TREMONT, Maine — A group of scientists and students on Sunday dissected a roughly 6-month-old humpback whale calf that washed up on Little Cranberry Island last week.
Allied Whale, a Bar Harbor-based marine mammal research group affiliated with College of the Atlantic, hoped the necropsy would help them determine what killed the seemingly healthy 18-foot cetacean. The group also extracted and saved the whale’s skeleton, for later articulation and display.
The whale was towed to a boat launch in Trenton before it was lifted onto a flatbed truck and hauled to Dan DenDanto’s farm in Tremont. The carcass had been attached to a mooring off Bar Island since last weekend.
The necropsy started around 7 a.m., and by late morning, the cause of the whale’s demise was still a mystery. A sand dollar had been found in the beast’s esophagus, but the scientists didn’t think it brought down the whale.
“At this point, the cause of death is an unknown,” said Mindy Viechnicki, assistant stranding coordinator for Allied Whale. “It was a young, healthy calf.”
Allied Whale’s scientists were assisted by a group of students from College of the Atlantic and Johns Hopkins University, as well as a group of five summer interns at the research institute.
“It’s an incredible educational opportunity,” Viechnicki said. “This is hands-on learning at its best.”
The 25 or so scientists, students and carvers wore white coveralls as they trudged through the whale’s entrails. DenDanto operated an excavator, pulling on the whale’s body as carvers trimmed flesh from bone and extracted organs for inspection.
The excavator was a new strategy, Viechnicki said.

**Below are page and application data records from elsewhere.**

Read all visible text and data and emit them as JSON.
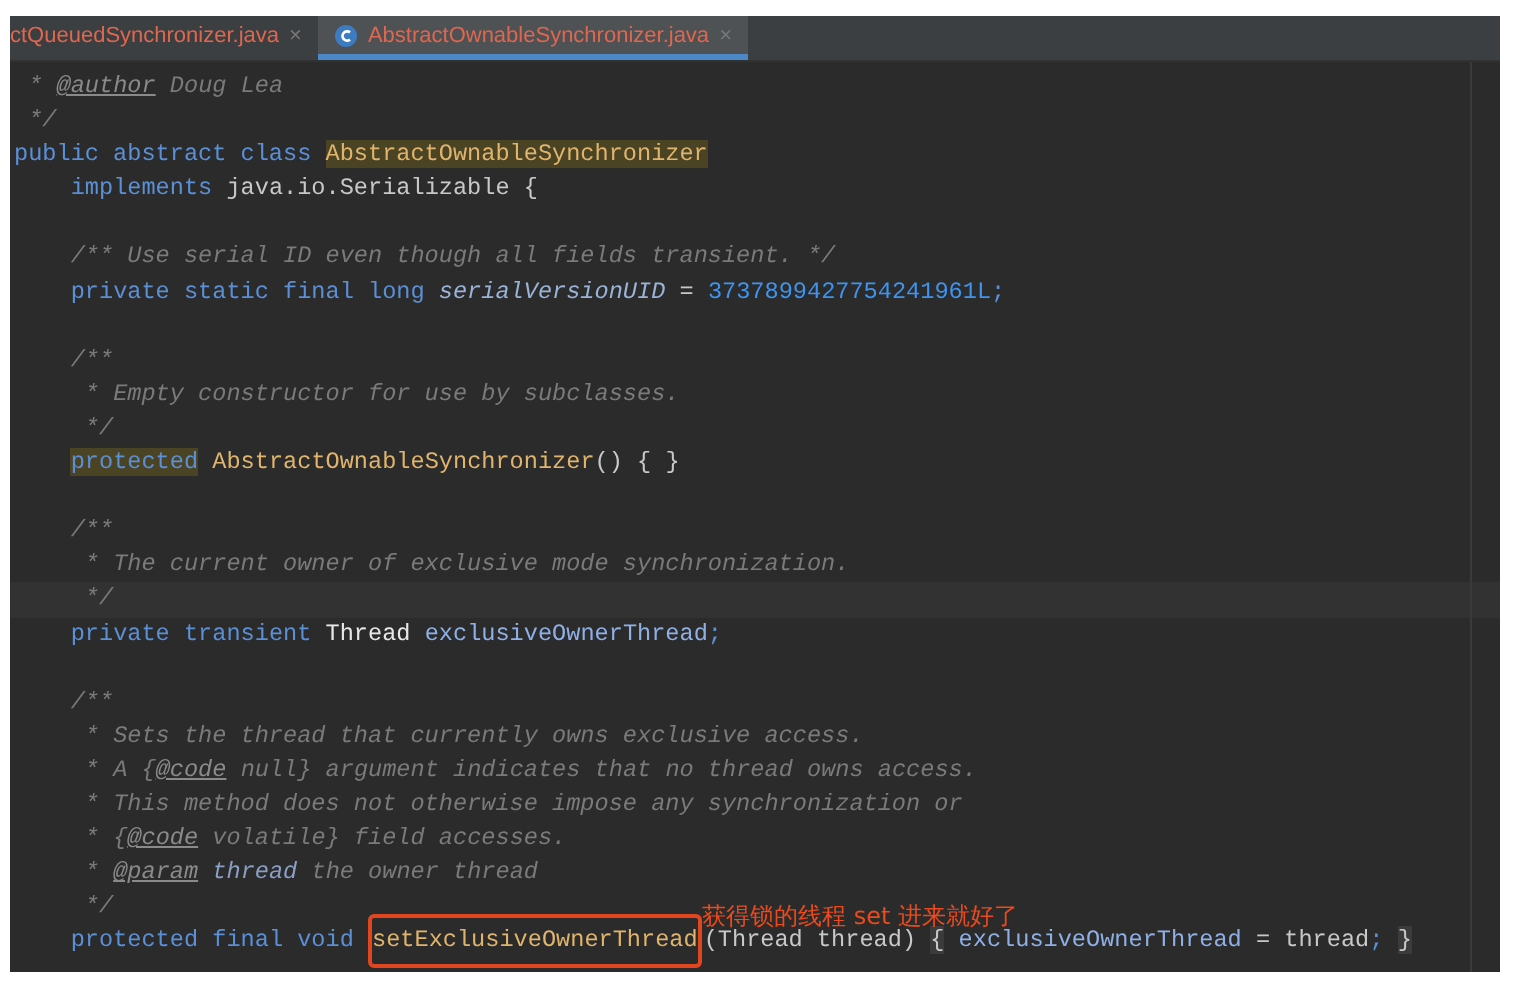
{
  "tabs": [
    {
      "label": "ctQueuedSynchronizer.java",
      "close": "×",
      "selected": false,
      "kind": "plain"
    },
    {
      "label": "AbstractOwnableSynchronizer.java",
      "close": "×",
      "selected": true,
      "kind": "class"
    }
  ],
  "code_lines": [
    {
      "kind": "code",
      "tokens": [
        {
          "kind": "comment",
          "text": " * "
        },
        {
          "kind": "tag",
          "text": "@author"
        },
        {
          "kind": "comment",
          "text": " Doug Lea"
        }
      ]
    },
    {
      "kind": "code",
      "tokens": [
        {
          "kind": "comment",
          "text": " */"
        }
      ]
    },
    {
      "kind": "code",
      "tokens": [
        {
          "kind": "kw",
          "text": "public abstract class "
        },
        {
          "kind": "decl-marked",
          "text": "AbstractOwnableSynchronizer"
        }
      ]
    },
    {
      "kind": "code",
      "tokens": [
        {
          "kind": "kw",
          "text": "    implements "
        },
        {
          "kind": "plain",
          "text": "java.io.Serializable {"
        }
      ]
    },
    {
      "kind": "blank"
    },
    {
      "kind": "code",
      "tokens": [
        {
          "kind": "comment",
          "text": "    /** Use serial ID even though all fields transient. */"
        }
      ]
    },
    {
      "kind": "code",
      "tokens": [
        {
          "kind": "kw",
          "text": "    private static final long "
        },
        {
          "kind": "static",
          "text": "serialVersionUID"
        },
        {
          "kind": "plain",
          "text": " = "
        },
        {
          "kind": "number",
          "text": "3737899427754241961L"
        },
        {
          "kind": "kw",
          "text": ";"
        }
      ]
    },
    {
      "kind": "blank"
    },
    {
      "kind": "code",
      "tokens": [
        {
          "kind": "comment",
          "text": "    /**"
        }
      ]
    },
    {
      "kind": "code",
      "tokens": [
        {
          "kind": "comment",
          "text": "     * Empty constructor for use by subclasses."
        }
      ]
    },
    {
      "kind": "code",
      "tokens": [
        {
          "kind": "comment",
          "text": "     */"
        }
      ]
    },
    {
      "kind": "code",
      "tokens": [
        {
          "kind": "kw-marked",
          "text": "    protected"
        },
        {
          "kind": "decl",
          "text": " AbstractOwnableSynchronizer"
        },
        {
          "kind": "plain",
          "text": "() { }"
        }
      ]
    },
    {
      "kind": "blank"
    },
    {
      "kind": "code",
      "tokens": [
        {
          "kind": "comment",
          "text": "    /**"
        }
      ]
    },
    {
      "kind": "code",
      "tokens": [
        {
          "kind": "comment",
          "text": "     * The current owner of exclusive mode synchronization."
        }
      ]
    },
    {
      "kind": "current",
      "tokens": [
        {
          "kind": "comment",
          "text": "     */"
        }
      ]
    },
    {
      "kind": "code",
      "tokens": [
        {
          "kind": "kw",
          "text": "    private transient "
        },
        {
          "kind": "type",
          "text": "Thread "
        },
        {
          "kind": "field",
          "text": "exclusiveOwnerThread"
        },
        {
          "kind": "kw",
          "text": ";"
        }
      ]
    },
    {
      "kind": "blank"
    },
    {
      "kind": "code",
      "tokens": [
        {
          "kind": "comment",
          "text": "    /**"
        }
      ]
    },
    {
      "kind": "code",
      "tokens": [
        {
          "kind": "comment",
          "text": "     * Sets the thread that currently owns exclusive access."
        }
      ]
    },
    {
      "kind": "code",
      "tokens": [
        {
          "kind": "comment",
          "text": "     * A {"
        },
        {
          "kind": "tag",
          "text": "@code"
        },
        {
          "kind": "comment",
          "text": " null} argument indicates that no thread owns access."
        }
      ]
    },
    {
      "kind": "code",
      "tokens": [
        {
          "kind": "comment",
          "text": "     * This method does not otherwise impose any synchronization or"
        }
      ]
    },
    {
      "kind": "code",
      "tokens": [
        {
          "kind": "comment",
          "text": "     * {"
        },
        {
          "kind": "tag",
          "text": "@code"
        },
        {
          "kind": "comment",
          "text": " volatile} field accesses."
        }
      ]
    },
    {
      "kind": "code",
      "tokens": [
        {
          "kind": "comment",
          "text": "     * "
        },
        {
          "kind": "tag",
          "text": "@param"
        },
        {
          "kind": "param",
          "text": " thread"
        },
        {
          "kind": "comment",
          "text": " the owner thread"
        }
      ]
    },
    {
      "kind": "code",
      "tokens": [
        {
          "kind": "comment",
          "text": "     */"
        }
      ]
    },
    {
      "kind": "code",
      "tokens": [
        {
          "kind": "kw",
          "text": "    protected final void "
        },
        {
          "kind": "decl-boxed",
          "text": "setExclusiveOwnerThread"
        },
        {
          "kind": "plain",
          "text": "(Thread thread) "
        },
        {
          "kind": "fold",
          "text": "{"
        },
        {
          "kind": "field",
          "text": " exclusiveOwnerThread"
        },
        {
          "kind": "plain",
          "text": " = thread"
        },
        {
          "kind": "kw",
          "text": ";"
        },
        {
          "kind": "fold",
          "text": " }"
        }
      ]
    }
  ],
  "annotation": {
    "text": "获得锁的线程 set 进来就好了"
  }
}
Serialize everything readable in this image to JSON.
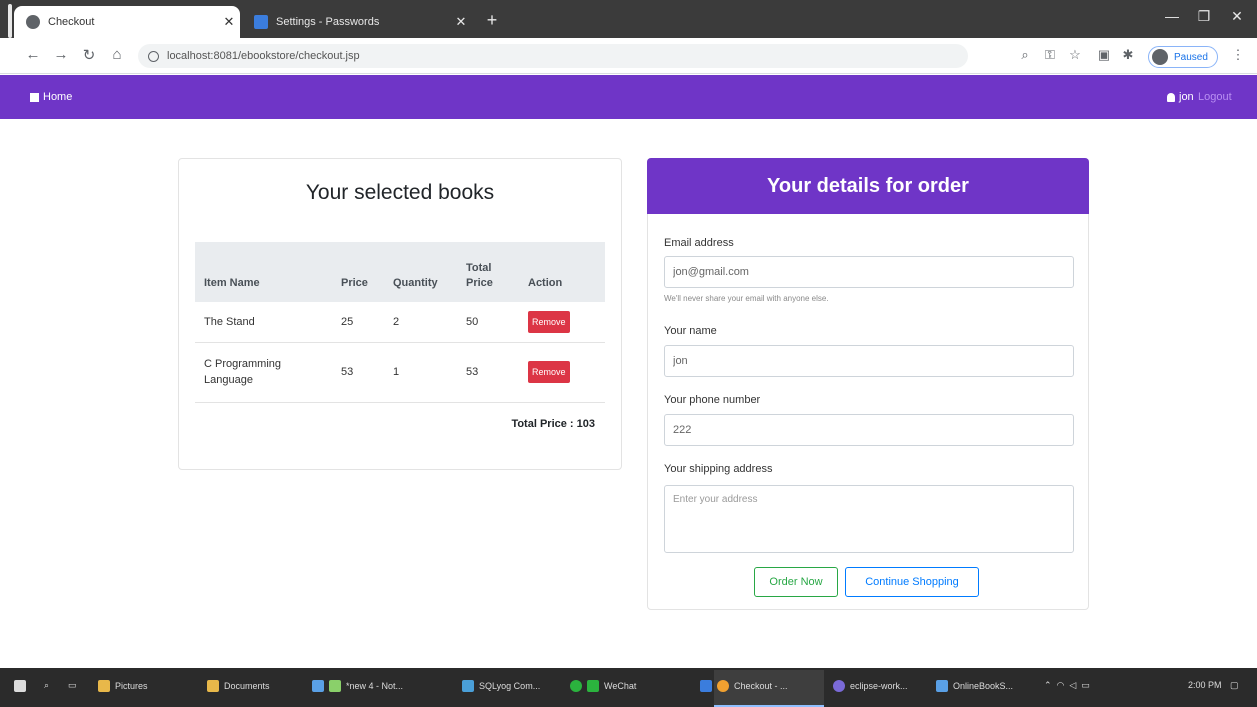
{
  "browser": {
    "tabs": [
      {
        "label": "Checkout",
        "active": true
      },
      {
        "label": "Settings - Passwords",
        "active": false
      }
    ],
    "url": "localhost:8081/ebookstore/checkout.jsp",
    "profile_status": "Paused"
  },
  "nav": {
    "home": "Home",
    "user": "jon",
    "logout": "Logout"
  },
  "cart": {
    "title": "Your selected books",
    "columns": [
      "Item Name",
      "Price",
      "Quantity",
      "Total Price",
      "Action"
    ],
    "rows": [
      {
        "name": "The Stand",
        "price": "25",
        "quantity": "2",
        "total": "50",
        "action": "Remove"
      },
      {
        "name": "C Programming Language",
        "price": "53",
        "quantity": "1",
        "total": "53",
        "action": "Remove"
      }
    ],
    "total_label": "Total Price : 103"
  },
  "form": {
    "title": "Your details for order",
    "email_label": "Email address",
    "email_value": "jon@gmail.com",
    "email_help": "We'll never share your email with anyone else.",
    "name_label": "Your name",
    "name_value": "jon",
    "phone_label": "Your phone number",
    "phone_value": "222",
    "address_label": "Your shipping address",
    "address_placeholder": "Enter your address",
    "order_btn": "Order Now",
    "continue_btn": "Continue Shopping"
  },
  "taskbar": {
    "items": [
      "Pictures",
      "Documents",
      "*new 4 - Not...",
      "SQLyog Com...",
      "WeChat",
      "Checkout - ...",
      "eclipse-work...",
      "OnlineBookS..."
    ],
    "time": "2:00 PM"
  },
  "colors": {
    "brand_purple": "#6f35c7",
    "danger": "#dc3545",
    "success": "#28a745",
    "primary": "#007bff"
  }
}
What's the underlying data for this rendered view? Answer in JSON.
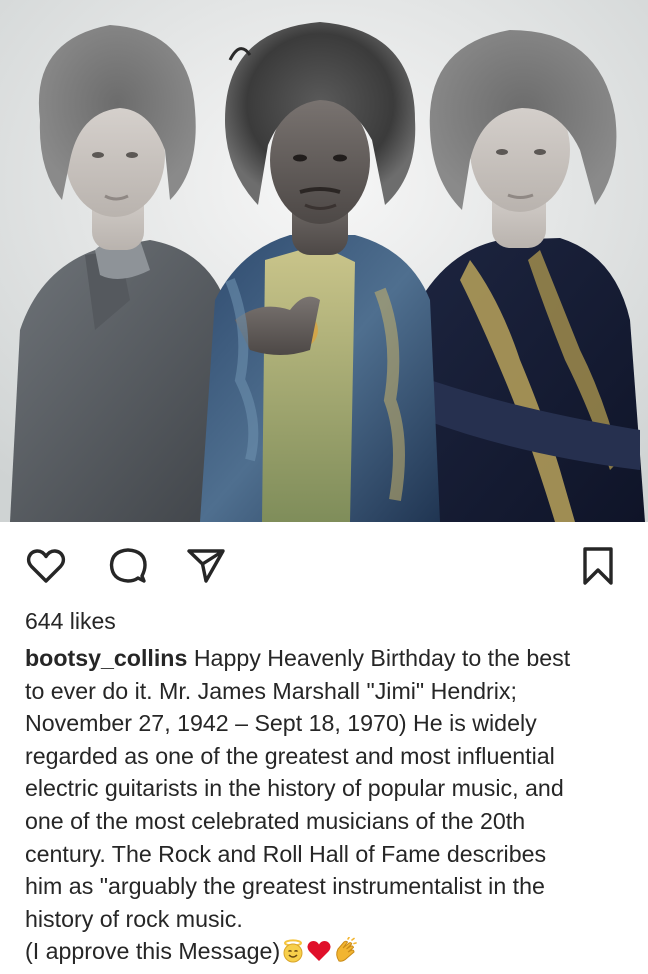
{
  "post": {
    "likes_text": "644 likes",
    "username": "bootsy_collins",
    "caption_lines": [
      "Happy Heavenly Birthday to the best",
      "to ever do it. Mr. James Marshall \"Jimi\" Hendrix;",
      "November 27, 1942 – Sept 18, 1970) He is widely",
      "regarded as one of the greatest and most influential",
      "electric guitarists in the history of popular music, and",
      "one of the most celebrated musicians of the 20th",
      "century. The Rock and Roll Hall of Fame describes",
      "him as \"arguably the greatest instrumentalist in the",
      "history of rock music.",
      "(I approve this Message)"
    ],
    "emojis": [
      "smiling-face-halo-icon",
      "red-heart-icon",
      "clapping-hands-icon"
    ]
  },
  "actions": {
    "like_icon": "heart-outline-icon",
    "comment_icon": "comment-bubble-icon",
    "share_icon": "paper-plane-icon",
    "save_icon": "bookmark-outline-icon"
  },
  "colors": {
    "text": "#262626",
    "icon": "#262626",
    "heart_emoji": "#e0102a",
    "halo_emoji": "#f5c43c"
  }
}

The tension it added to the whale’s body made for easier flensing, and cut the necropsy time considerably.
The scene was as gruesome as the scientists were upbeat. Carvers and observers were cheerful as gallons of blood seeped into a deep pit where entrails, organs and flesh would be buried. The scientists chewed bubblegum and generously applied Vick’s Vaporub to their upper lips and noses to keep the stench of carrion at bay.
“There’s no smell in the world like it,” Viechnicki said. “When you’re in it for days, it just sticks with you, in your sinuses.”
The whale’s bones will be stored in compost for months, where natural processes will clean the skeleton. Then, Viechnicki said, DenDanto — a researcher in the University of Maine’s School of Marine Sciences — will articulate the skeleton so it can be displayed at a museum or school.
Allied Whale has performed about one large-mammal autopsy per year since it was founded 40 years ago. Viechnicki said that’s about how often whales wash up near Mount Desert Island. The group also has cut the cadavers of countless seals, dolphins and porpoises, she said, though not all of those animals are articulated for display.
The procedure can be emotional, she said, because most of Allied Whale’s scientists, staff and volunteers came to the work because of their love of marine life.
“Having a young animal like this die is not something we like to see,” she said. “That’s why we need to make the most of it.”
Follow Mario Moretto on Twitter @riocarmine.